## PROBLEM REQUIREMENTS
For this exercise, print all of the entries exactly as given.

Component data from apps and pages
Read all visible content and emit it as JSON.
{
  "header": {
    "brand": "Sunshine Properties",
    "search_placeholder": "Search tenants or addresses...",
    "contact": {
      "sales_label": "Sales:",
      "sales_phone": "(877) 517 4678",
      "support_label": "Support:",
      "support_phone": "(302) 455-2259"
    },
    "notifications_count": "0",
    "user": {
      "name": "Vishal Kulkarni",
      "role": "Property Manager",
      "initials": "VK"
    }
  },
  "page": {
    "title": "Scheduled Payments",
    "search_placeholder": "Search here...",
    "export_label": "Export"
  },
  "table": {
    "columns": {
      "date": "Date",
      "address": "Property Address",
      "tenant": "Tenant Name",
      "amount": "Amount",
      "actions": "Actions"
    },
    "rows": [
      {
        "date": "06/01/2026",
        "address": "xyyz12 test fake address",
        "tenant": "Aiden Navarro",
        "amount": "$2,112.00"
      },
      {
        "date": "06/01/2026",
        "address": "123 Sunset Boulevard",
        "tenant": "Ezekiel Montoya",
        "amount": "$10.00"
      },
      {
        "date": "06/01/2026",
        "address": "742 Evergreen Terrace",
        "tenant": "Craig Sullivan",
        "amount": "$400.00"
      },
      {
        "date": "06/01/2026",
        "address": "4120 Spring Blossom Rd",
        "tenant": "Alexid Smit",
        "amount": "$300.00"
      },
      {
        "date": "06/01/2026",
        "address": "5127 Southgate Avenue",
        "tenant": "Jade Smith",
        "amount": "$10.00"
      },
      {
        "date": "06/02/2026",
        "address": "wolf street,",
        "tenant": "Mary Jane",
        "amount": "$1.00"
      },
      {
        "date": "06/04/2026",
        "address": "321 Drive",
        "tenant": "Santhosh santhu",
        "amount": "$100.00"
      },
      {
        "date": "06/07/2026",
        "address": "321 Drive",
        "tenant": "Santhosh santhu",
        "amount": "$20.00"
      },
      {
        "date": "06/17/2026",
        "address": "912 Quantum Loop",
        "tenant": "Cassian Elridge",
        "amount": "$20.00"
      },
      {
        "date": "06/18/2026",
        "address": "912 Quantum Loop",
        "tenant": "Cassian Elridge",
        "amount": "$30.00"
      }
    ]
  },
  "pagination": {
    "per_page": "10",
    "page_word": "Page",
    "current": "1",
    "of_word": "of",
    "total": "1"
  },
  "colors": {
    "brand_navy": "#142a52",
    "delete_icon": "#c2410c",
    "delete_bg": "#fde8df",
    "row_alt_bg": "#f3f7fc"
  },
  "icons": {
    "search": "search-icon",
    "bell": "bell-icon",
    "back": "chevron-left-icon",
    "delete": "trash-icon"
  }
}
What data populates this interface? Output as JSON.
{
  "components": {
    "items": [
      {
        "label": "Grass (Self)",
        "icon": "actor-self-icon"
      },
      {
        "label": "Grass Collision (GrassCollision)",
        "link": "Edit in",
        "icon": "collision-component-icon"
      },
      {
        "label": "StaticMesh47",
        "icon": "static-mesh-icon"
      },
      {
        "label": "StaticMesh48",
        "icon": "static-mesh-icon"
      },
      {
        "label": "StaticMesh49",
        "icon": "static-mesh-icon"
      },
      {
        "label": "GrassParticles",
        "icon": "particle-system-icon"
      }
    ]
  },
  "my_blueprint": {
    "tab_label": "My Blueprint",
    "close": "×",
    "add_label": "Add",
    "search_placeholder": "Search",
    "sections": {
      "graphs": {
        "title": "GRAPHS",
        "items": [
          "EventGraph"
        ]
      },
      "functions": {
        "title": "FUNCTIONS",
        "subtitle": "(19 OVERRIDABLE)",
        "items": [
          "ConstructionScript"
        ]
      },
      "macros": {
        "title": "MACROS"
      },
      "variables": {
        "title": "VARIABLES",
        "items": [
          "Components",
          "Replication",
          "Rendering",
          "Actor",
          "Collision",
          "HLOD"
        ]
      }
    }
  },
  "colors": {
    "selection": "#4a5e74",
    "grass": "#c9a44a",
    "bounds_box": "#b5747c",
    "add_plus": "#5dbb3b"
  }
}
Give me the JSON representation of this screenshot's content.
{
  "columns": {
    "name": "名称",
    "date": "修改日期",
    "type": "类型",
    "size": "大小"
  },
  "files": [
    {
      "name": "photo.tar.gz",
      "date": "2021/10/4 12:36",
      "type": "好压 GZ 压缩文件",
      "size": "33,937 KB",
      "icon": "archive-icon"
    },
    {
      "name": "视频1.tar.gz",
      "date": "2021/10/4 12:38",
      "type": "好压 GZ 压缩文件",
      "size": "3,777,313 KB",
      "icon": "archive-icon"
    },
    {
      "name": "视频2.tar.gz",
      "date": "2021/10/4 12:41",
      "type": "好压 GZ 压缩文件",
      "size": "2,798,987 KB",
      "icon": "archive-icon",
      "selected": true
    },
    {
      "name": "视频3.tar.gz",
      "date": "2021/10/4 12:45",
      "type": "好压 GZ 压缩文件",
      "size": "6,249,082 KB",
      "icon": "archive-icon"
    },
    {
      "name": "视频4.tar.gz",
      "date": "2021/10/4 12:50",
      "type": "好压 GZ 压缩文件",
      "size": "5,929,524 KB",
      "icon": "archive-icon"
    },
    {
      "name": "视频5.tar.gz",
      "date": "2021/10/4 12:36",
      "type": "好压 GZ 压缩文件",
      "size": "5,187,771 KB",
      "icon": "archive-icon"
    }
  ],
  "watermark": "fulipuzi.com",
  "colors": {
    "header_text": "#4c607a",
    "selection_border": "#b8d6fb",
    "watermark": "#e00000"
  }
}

## FINISHED EXERCISE
Read all visible content and emit it as JSON.
{
  "header": {
    "brand": "Sunshine Properties",
    "search_placeholder": "Search tenants or addresses...",
    "contact": {
      "sales_label": "Sales:",
      "sales_phone": "(877) 517 4678",
      "support_label": "Support:",
      "support_phone": "(302) 455-2259"
    },
    "notifications_count": "0",
    "user": {
      "name": "Vishal Kulkarni",
      "role": "Property Manager",
      "initials": "VK"
    }
  },
  "page": {
    "title": "Scheduled Payments",
    "search_placeholder": "Search here...",
    "export_label": "Export"
  },
  "table": {
    "columns": {
      "date": "Date",
      "address": "Property Address",
      "tenant": "Tenant Name",
      "amount": "Amount",
      "actions": "Actions"
    },
    "rows": [
      {
        "date": "06/01/2026",
        "address": "xyyz12 test fake address",
        "tenant": "Aiden Navarro",
        "amount": "$2,112.00"
      },
      {
        "date": "06/01/2026",
        "address": "123 Sunset Boulevard",
        "tenant": "Ezekiel Montoya",
        "amount": "$10.00"
      },
      {
        "date": "06/01/2026",
        "address": "742 Evergreen Terrace",
        "tenant": "Craig Sullivan",
        "amount": "$400.00"
      },
      {
        "date": "06/01/2026",
        "address": "4120 Spring Blossom Rd",
        "tenant": "Alexid Smit",
        "amount": "$300.00"
      },
      {
        "date": "06/01/2026",
        "address": "5127 Southgate Avenue",
        "tenant": "Jade Smith",
        "amount": "$10.00"
      },
      {
        "date": "06/02/2026",
        "address": "wolf street,",
        "tenant": "Mary Jane",
        "amount": "$1.00"
      },
      {
        "date": "06/04/2026",
        "address": "321 Drive",
        "tenant": "Santhosh santhu",
        "amount": "$100.00"
      },
      {
        "date": "06/07/2026",
        "address": "321 Drive",
        "tenant": "Santhosh santhu",
        "amount": "$20.00"
      },
      {
        "date": "06/17/2026",
        "address": "912 Quantum Loop",
        "tenant": "Cassian Elridge",
        "amount": "$20.00"
      },
      {
        "date": "06/18/2026",
        "address": "912 Quantum Loop",
        "tenant": "Cassian Elridge",
        "amount": "$30.00"
      }
    ]
  },
  "pagination": {
    "per_page": "10",
    "page_word": "Page",
    "current": "1",
    "of_word": "of",
    "total": "1"
  },
  "colors": {
    "brand_navy": "#142a52",
    "delete_icon": "#c2410c",
    "delete_bg": "#fde8df",
    "row_alt_bg": "#f3f7fc"
  },
  "icons": {
    "search": "search-icon",
    "bell": "bell-icon",
    "back": "chevron-left-icon",
    "delete": "trash-icon"
  }
}
What data populates this interface? Output as JSON.
{
  "components": {
    "items": [
      {
        "label": "Grass (Self)",
        "icon": "actor-self-icon"
      },
      {
        "label": "Grass Collision (GrassCollision)",
        "link": "Edit in",
        "icon": "collision-component-icon"
      },
      {
        "label": "StaticMesh47",
        "icon": "static-mesh-icon"
      },
      {
        "label": "StaticMesh48",
        "icon": "static-mesh-icon"
      },
      {
        "label": "StaticMesh49",
        "icon": "static-mesh-icon"
      },
      {
        "label": "GrassParticles",
        "icon": "particle-system-icon"
      }
    ]
  },
  "my_blueprint": {
    "tab_label": "My Blueprint",
    "close": "×",
    "add_label": "Add",
    "search_placeholder": "Search",
    "sections": {
      "graphs": {
        "title": "GRAPHS",
        "items": [
          "EventGraph"
        ]
      },
      "functions": {
        "title": "FUNCTIONS",
        "subtitle": "(19 OVERRIDABLE)",
        "items": [
          "ConstructionScript"
        ]
      },
      "macros": {
        "title": "MACROS"
      },
      "variables": {
        "title": "VARIABLES",
        "items": [
          "Components",
          "Replication",
          "Rendering",
          "Actor",
          "Collision",
          "HLOD"
        ]
      }
    }
  },
  "colors": {
    "selection": "#4a5e74",
    "grass": "#c9a44a",
    "bounds_box": "#b5747c",
    "add_plus": "#5dbb3b"
  }
}
Give me the JSON representation of this screenshot's content.
{
  "columns": {
    "name": "名称",
    "date": "修改日期",
    "type": "类型",
    "size": "大小"
  },
  "files": [
    {
      "name": "photo.tar.gz",
      "date": "2021/10/4 12:36",
      "type": "好压 GZ 压缩文件",
      "size": "33,937 KB",
      "icon": "archive-icon"
    },
    {
      "name": "视频1.tar.gz",
      "date": "2021/10/4 12:38",
      "type": "好压 GZ 压缩文件",
      "size": "3,777,313 KB",
      "icon": "archive-icon"
    },
    {
      "name": "视频2.tar.gz",
      "date": "2021/10/4 12:41",
      "type": "好压 GZ 压缩文件",
      "size": "2,798,987 KB",
      "icon": "archive-icon",
      "selected": true
    },
    {
      "name": "视频3.tar.gz",
      "date": "2021/10/4 12:45",
      "type": "好压 GZ 压缩文件",
      "size": "6,249,082 KB",
      "icon": "archive-icon"
    },
    {
      "name": "视频4.tar.gz",
      "date": "2021/10/4 12:50",
      "type": "好压 GZ 压缩文件",
      "size": "5,929,524 KB",
      "icon": "archive-icon"
    },
    {
      "name": "视频5.tar.gz",
      "date": "2021/10/4 12:36",
      "type": "好压 GZ 压缩文件",
      "size": "5,187,771 KB",
      "icon": "archive-icon"
    }
  ],
  "watermark": "fulipuzi.com",
  "colors": {
    "header_text": "#4c607a",
    "selection_border": "#b8d6fb",
    "watermark": "#e00000"
  }
}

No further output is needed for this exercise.